ANAHEIM - Word that pitcher Cliff Lee had been traded to the Phillies spread through the Cleveland Indians' clubhouse like an ice storm.
Having just been beaten by the Los Angeles Angels, 9-3, the Indians came off the field to find out, for the second season in a row, their club had traded away the reigning American League Cy Young Award winner.
The news did not go over well.
Quiet and subdued, Indians players moved deliberately around the clubhouse; that is, with one nearly manic exception: Cliff Lee.
Lee burst in from the showers and bolted to his locker, where he made like a quick-change artist, throwing on clothes like his life depended on it. You got the feeling his baseball life did.
"I've got to hurry," he said, somehow managing to button his shirt and put on his socks in one motion. "Obviously I'm going to miss these guys. But this is an opportunity to join a team in first place, the defending world champions. Right now I'm just trying to figure out how to meet up with them and help them win."
Lee said he had heard rumors throughout the day about a possible trade but nothing was certain. It wasn't until after yesterday's game, he said, that he got the word he was on the move. And boy, did he move.
"It's real now so I just have to find a way to meet up with them and just get acclimated," he said. "I'm anxious and excited to get there. It's the National League. I'm going to have to figure out how to get a bunt down more consistently."
It's a safe bet that if Lee figures out how to maintain his lifetime .634 winning percentage - best in Cleveland history - as well as his 3.14 ERA this season - seventh best in the American League - the Phillies will be just fine with him holding either end of the bat.
The addition of Lee, along with outfielder Ben Francisco, to a Phillies team just hitting its stride wasn't lost on anyone in Anaheim, including the Angels.

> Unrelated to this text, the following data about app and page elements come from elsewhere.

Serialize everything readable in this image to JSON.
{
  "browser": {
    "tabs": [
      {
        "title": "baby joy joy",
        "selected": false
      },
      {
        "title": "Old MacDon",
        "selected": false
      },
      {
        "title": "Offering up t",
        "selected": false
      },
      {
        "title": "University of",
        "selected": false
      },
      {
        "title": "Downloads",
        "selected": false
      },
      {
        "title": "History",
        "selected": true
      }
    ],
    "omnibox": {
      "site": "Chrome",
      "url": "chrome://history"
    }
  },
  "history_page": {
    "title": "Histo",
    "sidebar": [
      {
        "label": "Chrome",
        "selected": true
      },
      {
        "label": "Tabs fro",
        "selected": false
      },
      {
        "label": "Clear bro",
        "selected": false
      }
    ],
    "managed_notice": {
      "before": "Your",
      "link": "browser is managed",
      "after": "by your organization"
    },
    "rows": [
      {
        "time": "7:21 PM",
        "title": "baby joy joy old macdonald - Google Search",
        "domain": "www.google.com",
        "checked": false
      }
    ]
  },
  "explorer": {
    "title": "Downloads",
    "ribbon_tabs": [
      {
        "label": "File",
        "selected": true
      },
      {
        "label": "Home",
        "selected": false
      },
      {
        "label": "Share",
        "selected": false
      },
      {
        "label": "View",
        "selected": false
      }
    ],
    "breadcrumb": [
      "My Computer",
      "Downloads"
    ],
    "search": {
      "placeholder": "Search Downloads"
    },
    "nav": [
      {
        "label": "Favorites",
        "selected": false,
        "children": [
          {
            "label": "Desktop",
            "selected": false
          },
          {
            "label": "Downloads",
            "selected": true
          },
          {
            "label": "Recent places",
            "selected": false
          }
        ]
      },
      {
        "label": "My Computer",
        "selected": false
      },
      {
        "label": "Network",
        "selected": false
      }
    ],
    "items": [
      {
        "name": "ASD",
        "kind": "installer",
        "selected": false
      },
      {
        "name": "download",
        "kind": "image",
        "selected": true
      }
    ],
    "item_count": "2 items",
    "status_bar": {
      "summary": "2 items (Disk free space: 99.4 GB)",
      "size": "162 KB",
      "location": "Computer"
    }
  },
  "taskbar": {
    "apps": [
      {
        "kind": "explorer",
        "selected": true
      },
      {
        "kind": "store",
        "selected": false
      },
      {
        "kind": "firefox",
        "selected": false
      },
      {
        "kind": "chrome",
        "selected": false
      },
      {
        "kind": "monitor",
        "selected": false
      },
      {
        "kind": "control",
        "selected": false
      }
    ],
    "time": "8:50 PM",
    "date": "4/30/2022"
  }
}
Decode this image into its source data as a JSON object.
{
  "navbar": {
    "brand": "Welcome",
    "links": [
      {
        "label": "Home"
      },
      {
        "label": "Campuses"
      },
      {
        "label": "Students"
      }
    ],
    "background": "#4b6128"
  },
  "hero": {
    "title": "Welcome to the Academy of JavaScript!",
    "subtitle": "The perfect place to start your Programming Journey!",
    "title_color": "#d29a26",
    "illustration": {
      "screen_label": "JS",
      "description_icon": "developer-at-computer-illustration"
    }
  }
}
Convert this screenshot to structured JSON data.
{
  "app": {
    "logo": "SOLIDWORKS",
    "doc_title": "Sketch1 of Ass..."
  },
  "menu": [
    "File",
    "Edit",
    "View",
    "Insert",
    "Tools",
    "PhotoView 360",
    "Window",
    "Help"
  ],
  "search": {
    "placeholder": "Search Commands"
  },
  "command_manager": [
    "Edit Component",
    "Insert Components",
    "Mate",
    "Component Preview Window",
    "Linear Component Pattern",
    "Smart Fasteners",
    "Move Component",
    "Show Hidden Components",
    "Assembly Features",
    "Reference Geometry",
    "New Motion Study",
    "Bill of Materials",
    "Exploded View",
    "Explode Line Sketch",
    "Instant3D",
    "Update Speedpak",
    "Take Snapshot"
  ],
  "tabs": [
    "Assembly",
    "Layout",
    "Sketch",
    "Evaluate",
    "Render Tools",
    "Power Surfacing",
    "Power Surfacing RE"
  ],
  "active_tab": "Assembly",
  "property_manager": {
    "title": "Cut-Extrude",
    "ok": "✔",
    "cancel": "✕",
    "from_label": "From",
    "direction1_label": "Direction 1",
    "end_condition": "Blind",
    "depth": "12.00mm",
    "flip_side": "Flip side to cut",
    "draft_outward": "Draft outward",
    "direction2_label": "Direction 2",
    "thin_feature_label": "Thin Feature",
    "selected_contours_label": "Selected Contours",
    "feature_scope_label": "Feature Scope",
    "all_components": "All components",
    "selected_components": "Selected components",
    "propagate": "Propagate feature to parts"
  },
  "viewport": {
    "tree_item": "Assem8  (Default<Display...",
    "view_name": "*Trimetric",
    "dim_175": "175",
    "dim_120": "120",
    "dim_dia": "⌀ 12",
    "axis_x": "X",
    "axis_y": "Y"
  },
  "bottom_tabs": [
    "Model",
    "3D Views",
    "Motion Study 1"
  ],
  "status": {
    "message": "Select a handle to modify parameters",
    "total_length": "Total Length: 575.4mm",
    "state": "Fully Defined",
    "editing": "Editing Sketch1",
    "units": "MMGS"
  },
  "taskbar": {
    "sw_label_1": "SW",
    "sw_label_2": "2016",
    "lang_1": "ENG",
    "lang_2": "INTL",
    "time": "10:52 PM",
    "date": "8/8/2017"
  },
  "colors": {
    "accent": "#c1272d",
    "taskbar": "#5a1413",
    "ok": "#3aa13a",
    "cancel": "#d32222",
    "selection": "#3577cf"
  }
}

Marveled Angels outfielder Torii Hunter: "Man, the Phillies won the World Series last year with one great starter [Cole Hamels] . . . Now they have two. They're going to be tough."
For those he leaves behind in Cleveland - both teammates and fans - Lee seemed genuinely sad, and a little upset, and understood if they felt the same way.
"As a fan, it's gotta be hard to lose a Cy Young winner one year and another the next," he said, referencing last year's deal of CC Sabathia to Milwaukee. "That's got to be hard to swallow. You'll have to ask [Cleveland general manager Mark] Shapiro about it. Obviously, he thinks he's making the team better."
In a statement, Shapiro said, "At the root of this deal was balancing the conviction of our ability to compete in 2010 with the opportunity to impact the team's construction for years to come. Without the sense of confidence in the team's ultimate competitiveness, we acted aggressively to add players that will impact the organization in 2010 and beyond.''
There were no illusions in the Cleveland clubhouse about the Indians getting better immediately.
"Philadelphia's getting a great guy, a team leader," said Cleveland rookie pitcher David Huff. "He's the kind of guy who leads by example. He helped me out a lot, especially in the maturing process. I've been pretty much a sponge ever since I first got here, just trying to soak up everything I could. And Cliff was the one guy I watched and listened to the most."
It was a nice sentiment, but one Lee didn't have much time to listen to. Lee said he did not know if he would be pitching for the Phillies tomorrow against the Giants to remain on his regular turn. Phillies pitching coach Rich Dubee said in Arizona that he was not sure when Lee would make his Phillies debut.
"Right now, all I know is I'm going to the defending world champions," Lee said. "That's a good thing."